Noble Energy's significant natural gas holdings are not necessarily a bad thing. Henry Hub natural gas futures display the price of natural gas breaking $3 per MMBtu before the end of 2012. As we roll into 2014, prices ought to be greater than $3.50, and by 2015 we will likely have natural gas prices of greater than $4.00 per MMBtu. It is true that oil prices are likely to peak as well in 2014, with the analyst consensus placing Brent crude at a $135 price target.

Balance and Cash Flow

But investment in stocks whose values are subject to commodity fluctuations generally means that investors are wise to buy on balanced holdings. There is still significant risk in commodity prices pending a resolution to eurozone woes and a more steady job market in the United States. Amidst this, Noble Energy is promising long term results. Management indicated last year that it intended to sustain an annual production rate increase of 17%, with a 20% annually in total proved reserves. This puts Noble Energy's total output in 2016 at 490 MBoe/d.

Additionally, in projected a 22% annual increase in cash flow. Unfortunately, the company will not experience positive cash flow until 2016, which is cause for caution for the long-term investor. However, management is making a concerted effort to increase, year-by-year, cash flow. Even though we can expect a further decrease in cash flow for Noble Energy in 2012, available liquidity will meet this deficit. The company maintains investor-grade debt, with S&P rating it at BBB. At the end of 2010, the company maintained a debt ratio of 33%, which has risen to around 38% in 2012 (though it is down from 42% at the end of 2011).

Noble Energy does not quite have the strong financials of, say, Apache (NYSE:APA). Apache finances very little of its ventures with debt, maintaining a preset debt/capitalization ratio of 19%. However, it seems that Noble Energy has a more competitive undervaluation than Apache, which presently is trading at fair price.

Conclusion

Noble Energy has a large number of liquids and natural gas plays that will create long-term growth. With liquids plays in the Marcellus shale and in Nevada, the company is ever-increasing its balanced portfolio. During this dip in commodity prices, there are other stocks that make good buys. Occidental Petroleum also has impressive potential to be a good buy in the present environment.

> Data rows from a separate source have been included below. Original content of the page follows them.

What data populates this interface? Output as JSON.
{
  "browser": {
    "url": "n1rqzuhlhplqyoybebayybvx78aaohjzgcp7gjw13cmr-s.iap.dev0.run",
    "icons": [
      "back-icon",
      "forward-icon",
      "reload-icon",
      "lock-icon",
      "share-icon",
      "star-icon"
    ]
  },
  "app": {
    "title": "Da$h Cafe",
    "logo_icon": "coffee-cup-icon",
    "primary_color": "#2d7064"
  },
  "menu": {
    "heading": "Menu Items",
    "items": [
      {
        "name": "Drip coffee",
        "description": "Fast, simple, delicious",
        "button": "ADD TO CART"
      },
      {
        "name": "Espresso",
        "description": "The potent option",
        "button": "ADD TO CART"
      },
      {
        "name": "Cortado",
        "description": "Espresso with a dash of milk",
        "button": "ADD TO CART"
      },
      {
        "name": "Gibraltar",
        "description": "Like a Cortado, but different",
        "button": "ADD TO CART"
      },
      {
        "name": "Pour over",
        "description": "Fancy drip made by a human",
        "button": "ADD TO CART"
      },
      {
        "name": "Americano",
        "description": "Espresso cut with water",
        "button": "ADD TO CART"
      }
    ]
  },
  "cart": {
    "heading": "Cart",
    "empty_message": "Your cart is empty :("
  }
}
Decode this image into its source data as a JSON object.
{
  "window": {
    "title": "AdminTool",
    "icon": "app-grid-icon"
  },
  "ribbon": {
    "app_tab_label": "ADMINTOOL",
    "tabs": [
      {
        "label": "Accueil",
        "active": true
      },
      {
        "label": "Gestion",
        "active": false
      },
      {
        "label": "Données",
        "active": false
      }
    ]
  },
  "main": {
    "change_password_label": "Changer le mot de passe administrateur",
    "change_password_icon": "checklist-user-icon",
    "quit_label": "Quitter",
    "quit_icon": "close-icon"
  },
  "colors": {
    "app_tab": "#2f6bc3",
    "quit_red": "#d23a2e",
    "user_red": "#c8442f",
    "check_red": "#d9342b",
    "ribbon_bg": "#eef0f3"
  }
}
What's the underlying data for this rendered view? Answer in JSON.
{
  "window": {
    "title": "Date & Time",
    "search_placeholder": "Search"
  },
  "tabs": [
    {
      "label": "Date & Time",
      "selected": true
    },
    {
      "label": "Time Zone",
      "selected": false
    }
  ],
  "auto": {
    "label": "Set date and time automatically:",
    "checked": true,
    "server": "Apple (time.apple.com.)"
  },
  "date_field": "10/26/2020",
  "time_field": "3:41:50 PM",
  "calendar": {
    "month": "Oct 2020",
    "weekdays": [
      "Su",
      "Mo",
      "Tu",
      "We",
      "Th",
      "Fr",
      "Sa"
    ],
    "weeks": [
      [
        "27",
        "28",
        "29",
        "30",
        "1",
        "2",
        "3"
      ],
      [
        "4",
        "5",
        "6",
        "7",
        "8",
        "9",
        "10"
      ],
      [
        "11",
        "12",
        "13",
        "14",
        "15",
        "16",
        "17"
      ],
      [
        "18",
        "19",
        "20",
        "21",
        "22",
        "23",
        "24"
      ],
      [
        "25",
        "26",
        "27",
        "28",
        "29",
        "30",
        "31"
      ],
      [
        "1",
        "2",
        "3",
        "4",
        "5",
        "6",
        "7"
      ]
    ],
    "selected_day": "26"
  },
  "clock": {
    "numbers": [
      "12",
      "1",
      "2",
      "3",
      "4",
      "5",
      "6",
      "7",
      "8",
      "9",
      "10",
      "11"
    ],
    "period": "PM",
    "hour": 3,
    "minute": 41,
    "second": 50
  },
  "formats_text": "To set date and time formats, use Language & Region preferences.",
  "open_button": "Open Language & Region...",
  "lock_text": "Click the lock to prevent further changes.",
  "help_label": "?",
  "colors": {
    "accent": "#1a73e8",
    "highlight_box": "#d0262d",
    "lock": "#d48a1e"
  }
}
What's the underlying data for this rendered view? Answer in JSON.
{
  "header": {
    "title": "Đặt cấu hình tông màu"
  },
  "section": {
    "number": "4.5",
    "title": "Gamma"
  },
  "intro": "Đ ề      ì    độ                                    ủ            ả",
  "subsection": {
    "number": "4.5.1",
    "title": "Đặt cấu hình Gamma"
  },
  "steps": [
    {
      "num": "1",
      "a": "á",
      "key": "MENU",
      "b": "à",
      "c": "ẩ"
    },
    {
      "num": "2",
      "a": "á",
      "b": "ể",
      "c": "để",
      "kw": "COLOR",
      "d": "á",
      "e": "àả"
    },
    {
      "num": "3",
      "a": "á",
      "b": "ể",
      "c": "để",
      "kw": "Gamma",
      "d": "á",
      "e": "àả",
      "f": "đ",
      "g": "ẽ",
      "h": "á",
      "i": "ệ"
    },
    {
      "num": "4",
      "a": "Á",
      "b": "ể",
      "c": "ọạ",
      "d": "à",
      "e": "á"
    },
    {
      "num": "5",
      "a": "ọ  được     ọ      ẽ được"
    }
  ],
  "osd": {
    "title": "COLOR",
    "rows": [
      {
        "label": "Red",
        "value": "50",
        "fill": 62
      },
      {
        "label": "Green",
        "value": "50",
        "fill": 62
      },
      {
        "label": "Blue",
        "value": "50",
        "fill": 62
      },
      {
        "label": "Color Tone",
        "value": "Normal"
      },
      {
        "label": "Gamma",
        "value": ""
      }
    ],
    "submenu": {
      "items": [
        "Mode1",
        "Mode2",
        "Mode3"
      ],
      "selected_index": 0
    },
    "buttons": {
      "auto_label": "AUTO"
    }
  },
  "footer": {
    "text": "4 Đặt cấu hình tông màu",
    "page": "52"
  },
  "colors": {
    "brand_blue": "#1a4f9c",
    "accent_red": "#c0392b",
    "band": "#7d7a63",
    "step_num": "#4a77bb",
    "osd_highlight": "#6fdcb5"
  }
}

Its price hovers around $77 with a 12-month target of $130 to 135. In all, the present commodities slump is a good time to buy companies with solid fundamentals.

Source: A Noble Way To Play Oil's Bottom